Copy out all the entries below, word for word.

-- Records for this exercise follows --

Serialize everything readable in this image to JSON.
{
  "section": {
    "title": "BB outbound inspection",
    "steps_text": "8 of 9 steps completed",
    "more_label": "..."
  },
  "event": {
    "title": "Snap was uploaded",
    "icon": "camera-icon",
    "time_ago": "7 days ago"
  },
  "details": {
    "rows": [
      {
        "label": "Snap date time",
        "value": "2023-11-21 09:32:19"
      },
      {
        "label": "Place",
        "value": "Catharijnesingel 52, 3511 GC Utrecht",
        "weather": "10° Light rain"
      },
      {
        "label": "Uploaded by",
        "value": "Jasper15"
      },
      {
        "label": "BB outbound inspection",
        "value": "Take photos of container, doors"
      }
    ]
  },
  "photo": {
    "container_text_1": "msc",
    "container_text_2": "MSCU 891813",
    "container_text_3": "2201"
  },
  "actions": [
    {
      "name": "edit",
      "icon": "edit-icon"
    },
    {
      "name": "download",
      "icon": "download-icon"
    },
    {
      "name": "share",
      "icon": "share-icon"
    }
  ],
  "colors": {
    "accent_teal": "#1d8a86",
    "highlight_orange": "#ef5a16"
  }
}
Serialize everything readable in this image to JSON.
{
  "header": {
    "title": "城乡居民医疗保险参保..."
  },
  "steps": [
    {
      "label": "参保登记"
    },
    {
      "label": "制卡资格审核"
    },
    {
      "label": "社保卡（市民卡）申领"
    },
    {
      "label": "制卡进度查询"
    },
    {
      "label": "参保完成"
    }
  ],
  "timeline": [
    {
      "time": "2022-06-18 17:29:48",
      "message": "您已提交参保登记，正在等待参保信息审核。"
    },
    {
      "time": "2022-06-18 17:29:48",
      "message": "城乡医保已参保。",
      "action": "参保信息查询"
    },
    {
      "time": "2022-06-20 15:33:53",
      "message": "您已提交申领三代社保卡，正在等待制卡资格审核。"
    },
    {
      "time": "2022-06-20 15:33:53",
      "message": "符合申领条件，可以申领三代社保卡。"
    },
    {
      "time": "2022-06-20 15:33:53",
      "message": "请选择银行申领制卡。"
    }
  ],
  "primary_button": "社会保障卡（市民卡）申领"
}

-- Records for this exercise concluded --

## Written response
Serialize everything readable in this image to JSON.
{
  "section": {
    "title": "BB outbound inspection",
    "steps_text": "8 of 9 steps completed",
    "more_label": "..."
  },
  "event": {
    "title": "Snap was uploaded",
    "icon": "camera-icon",
    "time_ago": "7 days ago"
  },
  "details": {
    "rows": [
      {
        "label": "Snap date time",
        "value": "2023-11-21 09:32:19"
      },
      {
        "label": "Place",
        "value": "Catharijnesingel 52, 3511 GC Utrecht",
        "weather": "10° Light rain"
      },
      {
        "label": "Uploaded by",
        "value": "Jasper15"
      },
      {
        "label": "BB outbound inspection",
        "value": "Take photos of container, doors"
      }
    ]
  },
  "photo": {
    "container_text_1": "msc",
    "container_text_2": "MSCU 891813",
    "container_text_3": "2201"
  },
  "actions": [
    {
      "name": "edit",
      "icon": "edit-icon"
    },
    {
      "name": "download",
      "icon": "download-icon"
    },
    {
      "name": "share",
      "icon": "share-icon"
    }
  ],
  "colors": {
    "accent_teal": "#1d8a86",
    "highlight_orange": "#ef5a16"
  }
}
Serialize everything readable in this image to JSON.
{
  "header": {
    "title": "城乡居民医疗保险参保..."
  },
  "steps": [
    {
      "label": "参保登记"
    },
    {
      "label": "制卡资格审核"
    },
    {
      "label": "社保卡（市民卡）申领"
    },
    {
      "label": "制卡进度查询"
    },
    {
      "label": "参保完成"
    }
  ],
  "timeline": [
    {
      "time": "2022-06-18 17:29:48",
      "message": "您已提交参保登记，正在等待参保信息审核。"
    },
    {
      "time": "2022-06-18 17:29:48",
      "message": "城乡医保已参保。",
      "action": "参保信息查询"
    },
    {
      "time": "2022-06-20 15:33:53",
      "message": "您已提交申领三代社保卡，正在等待制卡资格审核。"
    },
    {
      "time": "2022-06-20 15:33:53",
      "message": "符合申领条件，可以申领三代社保卡。"
    },
    {
      "time": "2022-06-20 15:33:53",
      "message": "请选择银行申领制卡。"
    }
  ],
  "primary_button": "社会保障卡（市民卡）申领"
}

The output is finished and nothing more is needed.